A word-for-word repetition of all the entries is needed.
━━━━━ RECORDS FOR THE TASK
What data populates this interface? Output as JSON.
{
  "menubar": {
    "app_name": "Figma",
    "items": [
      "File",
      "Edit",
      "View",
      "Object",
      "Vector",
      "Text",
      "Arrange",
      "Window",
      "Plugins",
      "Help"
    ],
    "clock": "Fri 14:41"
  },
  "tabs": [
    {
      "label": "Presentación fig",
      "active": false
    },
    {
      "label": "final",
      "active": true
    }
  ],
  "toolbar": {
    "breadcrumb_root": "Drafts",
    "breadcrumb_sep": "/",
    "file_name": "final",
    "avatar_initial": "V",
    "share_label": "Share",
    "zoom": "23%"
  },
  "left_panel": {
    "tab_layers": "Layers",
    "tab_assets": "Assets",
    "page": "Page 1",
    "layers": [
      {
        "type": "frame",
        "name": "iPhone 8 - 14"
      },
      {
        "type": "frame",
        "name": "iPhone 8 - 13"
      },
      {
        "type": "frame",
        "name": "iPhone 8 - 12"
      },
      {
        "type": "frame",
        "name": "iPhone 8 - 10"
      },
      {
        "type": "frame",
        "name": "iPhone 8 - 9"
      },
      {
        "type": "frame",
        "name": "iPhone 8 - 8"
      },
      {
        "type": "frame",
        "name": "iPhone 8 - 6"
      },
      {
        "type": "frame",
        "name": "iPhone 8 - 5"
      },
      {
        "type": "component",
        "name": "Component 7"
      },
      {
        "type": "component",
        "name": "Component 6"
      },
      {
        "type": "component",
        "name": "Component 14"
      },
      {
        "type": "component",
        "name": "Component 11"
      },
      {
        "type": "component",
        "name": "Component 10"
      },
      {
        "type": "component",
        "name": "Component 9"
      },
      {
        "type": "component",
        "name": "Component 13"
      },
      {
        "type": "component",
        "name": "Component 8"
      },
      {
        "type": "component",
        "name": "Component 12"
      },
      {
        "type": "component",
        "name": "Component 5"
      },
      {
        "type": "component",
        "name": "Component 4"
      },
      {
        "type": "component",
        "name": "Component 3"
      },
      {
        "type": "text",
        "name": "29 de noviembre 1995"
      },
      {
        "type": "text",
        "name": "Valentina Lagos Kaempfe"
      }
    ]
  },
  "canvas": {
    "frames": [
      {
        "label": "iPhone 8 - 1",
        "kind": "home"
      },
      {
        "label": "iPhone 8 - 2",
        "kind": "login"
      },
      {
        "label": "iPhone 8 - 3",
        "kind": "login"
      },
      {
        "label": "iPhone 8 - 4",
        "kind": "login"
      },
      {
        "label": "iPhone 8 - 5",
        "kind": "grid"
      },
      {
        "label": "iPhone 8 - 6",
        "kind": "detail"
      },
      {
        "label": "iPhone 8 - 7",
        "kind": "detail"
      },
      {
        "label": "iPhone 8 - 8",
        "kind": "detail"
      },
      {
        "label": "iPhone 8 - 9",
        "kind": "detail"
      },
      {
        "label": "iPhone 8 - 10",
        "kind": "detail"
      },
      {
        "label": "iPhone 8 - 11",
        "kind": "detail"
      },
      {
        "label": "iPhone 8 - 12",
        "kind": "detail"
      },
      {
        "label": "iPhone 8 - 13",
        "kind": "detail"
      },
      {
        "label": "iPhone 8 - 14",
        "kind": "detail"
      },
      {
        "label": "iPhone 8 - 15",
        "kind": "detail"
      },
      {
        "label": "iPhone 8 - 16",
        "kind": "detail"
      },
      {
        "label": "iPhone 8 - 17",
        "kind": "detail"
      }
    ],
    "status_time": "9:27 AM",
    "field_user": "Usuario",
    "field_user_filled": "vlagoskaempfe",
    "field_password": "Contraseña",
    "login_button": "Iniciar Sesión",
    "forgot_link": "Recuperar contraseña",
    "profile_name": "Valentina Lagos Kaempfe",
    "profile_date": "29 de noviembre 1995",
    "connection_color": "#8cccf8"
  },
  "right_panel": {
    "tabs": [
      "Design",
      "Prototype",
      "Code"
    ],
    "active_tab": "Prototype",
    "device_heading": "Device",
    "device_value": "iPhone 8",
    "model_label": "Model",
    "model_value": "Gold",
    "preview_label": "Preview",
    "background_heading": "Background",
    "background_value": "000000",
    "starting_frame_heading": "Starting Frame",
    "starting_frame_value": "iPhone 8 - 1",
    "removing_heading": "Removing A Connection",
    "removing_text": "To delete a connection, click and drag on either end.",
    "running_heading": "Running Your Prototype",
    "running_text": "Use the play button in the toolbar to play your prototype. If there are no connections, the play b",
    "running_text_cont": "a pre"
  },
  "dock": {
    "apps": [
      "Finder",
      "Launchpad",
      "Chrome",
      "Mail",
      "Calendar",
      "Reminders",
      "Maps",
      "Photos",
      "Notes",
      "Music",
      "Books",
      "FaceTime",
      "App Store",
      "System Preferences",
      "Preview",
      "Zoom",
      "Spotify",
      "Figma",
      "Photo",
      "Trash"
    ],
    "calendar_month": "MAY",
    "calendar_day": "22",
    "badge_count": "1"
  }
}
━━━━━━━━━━
* REPLY *
What data populates this interface? Output as JSON.
{
  "menubar": {
    "app_name": "Figma",
    "items": [
      "File",
      "Edit",
      "View",
      "Object",
      "Vector",
      "Text",
      "Arrange",
      "Window",
      "Plugins",
      "Help"
    ],
    "clock": "Fri 14:41"
  },
  "tabs": [
    {
      "label": "Presentación fig",
      "active": false
    },
    {
      "label": "final",
      "active": true
    }
  ],
  "toolbar": {
    "breadcrumb_root": "Drafts",
    "breadcrumb_sep": "/",
    "file_name": "final",
    "avatar_initial": "V",
    "share_label": "Share",
    "zoom": "23%"
  },
  "left_panel": {
    "tab_layers": "Layers",
    "tab_assets": "Assets",
    "page": "Page 1",
    "layers": [
      {
        "type": "frame",
        "name": "iPhone 8 - 14"
      },
      {
        "type": "frame",
        "name": "iPhone 8 - 13"
      },
      {
        "type": "frame",
        "name": "iPhone 8 - 12"
      },
      {
        "type": "frame",
        "name": "iPhone 8 - 10"
      },
      {
        "type": "frame",
        "name": "iPhone 8 - 9"
      },
      {
        "type": "frame",
        "name": "iPhone 8 - 8"
      },
      {
        "type": "frame",
        "name": "iPhone 8 - 6"
      },
      {
        "type": "frame",
        "name": "iPhone 8 - 5"
      },
      {
        "type": "component",
        "name": "Component 7"
      },
      {
        "type": "component",
        "name": "Component 6"
      },
      {
        "type": "component",
        "name": "Component 14"
      },
      {
        "type": "component",
        "name": "Component 11"
      },
      {
        "type": "component",
        "name": "Component 10"
      },
      {
        "type": "component",
        "name": "Component 9"
      },
      {
        "type": "component",
        "name": "Component 13"
      },
      {
        "type": "component",
        "name": "Component 8"
      },
      {
        "type": "component",
        "name": "Component 12"
      },
      {
        "type": "component",
        "name": "Component 5"
      },
      {
        "type": "component",
        "name": "Component 4"
      },
      {
        "type": "component",
        "name": "Component 3"
      },
      {
        "type": "text",
        "name": "29 de noviembre 1995"
      },
      {
        "type": "text",
        "name": "Valentina Lagos Kaempfe"
      }
    ]
  },
  "canvas": {
    "frames": [
      {
        "label": "iPhone 8 - 1",
        "kind": "home"
      },
      {
        "label": "iPhone 8 - 2",
        "kind": "login"
      },
      {
        "label": "iPhone 8 - 3",
        "kind": "login"
      },
      {
        "label": "iPhone 8 - 4",
        "kind": "login"
      },
      {
        "label": "iPhone 8 - 5",
        "kind": "grid"
      },
      {
        "label": "iPhone 8 - 6",
        "kind": "detail"
      },
      {
        "label": "iPhone 8 - 7",
        "kind": "detail"
      },
      {
        "label": "iPhone 8 - 8",
        "kind": "detail"
      },
      {
        "label": "iPhone 8 - 9",
        "kind": "detail"
      },
      {
        "label": "iPhone 8 - 10",
        "kind": "detail"
      },
      {
        "label": "iPhone 8 - 11",
        "kind": "detail"
      },
      {
        "label": "iPhone 8 - 12",
        "kind": "detail"
      },
      {
        "label": "iPhone 8 - 13",
        "kind": "detail"
      },
      {
        "label": "iPhone 8 - 14",
        "kind": "detail"
      },
      {
        "label": "iPhone 8 - 15",
        "kind": "detail"
      },
      {
        "label": "iPhone 8 - 16",
        "kind": "detail"
      },
      {
        "label": "iPhone 8 - 17",
        "kind": "detail"
      }
    ],
    "status_time": "9:27 AM",
    "field_user": "Usuario",
    "field_user_filled": "vlagoskaempfe",
    "field_password": "Contraseña",
    "login_button": "Iniciar Sesión",
    "forgot_link": "Recuperar contraseña",
    "profile_name": "Valentina Lagos Kaempfe",
    "profile_date": "29 de noviembre 1995",
    "connection_color": "#8cccf8"
  },
  "right_panel": {
    "tabs": [
      "Design",
      "Prototype",
      "Code"
    ],
    "active_tab": "Prototype",
    "device_heading": "Device",
    "device_value": "iPhone 8",
    "model_label": "Model",
    "model_value": "Gold",
    "preview_label": "Preview",
    "background_heading": "Background",
    "background_value": "000000",
    "starting_frame_heading": "Starting Frame",
    "starting_frame_value": "iPhone 8 - 1",
    "removing_heading": "Removing A Connection",
    "removing_text": "To delete a connection, click and drag on either end.",
    "running_heading": "Running Your Prototype",
    "running_text": "Use the play button in the toolbar to play your prototype. If there are no connections, the play b",
    "running_text_cont": "a pre"
  },
  "dock": {
    "apps": [
      "Finder",
      "Launchpad",
      "Chrome",
      "Mail",
      "Calendar",
      "Reminders",
      "Maps",
      "Photos",
      "Notes",
      "Music",
      "Books",
      "FaceTime",
      "App Store",
      "System Preferences",
      "Preview",
      "Zoom",
      "Spotify",
      "Figma",
      "Photo",
      "Trash"
    ],
    "calendar_month": "MAY",
    "calendar_day": "22",
    "badge_count": "1"
  }
}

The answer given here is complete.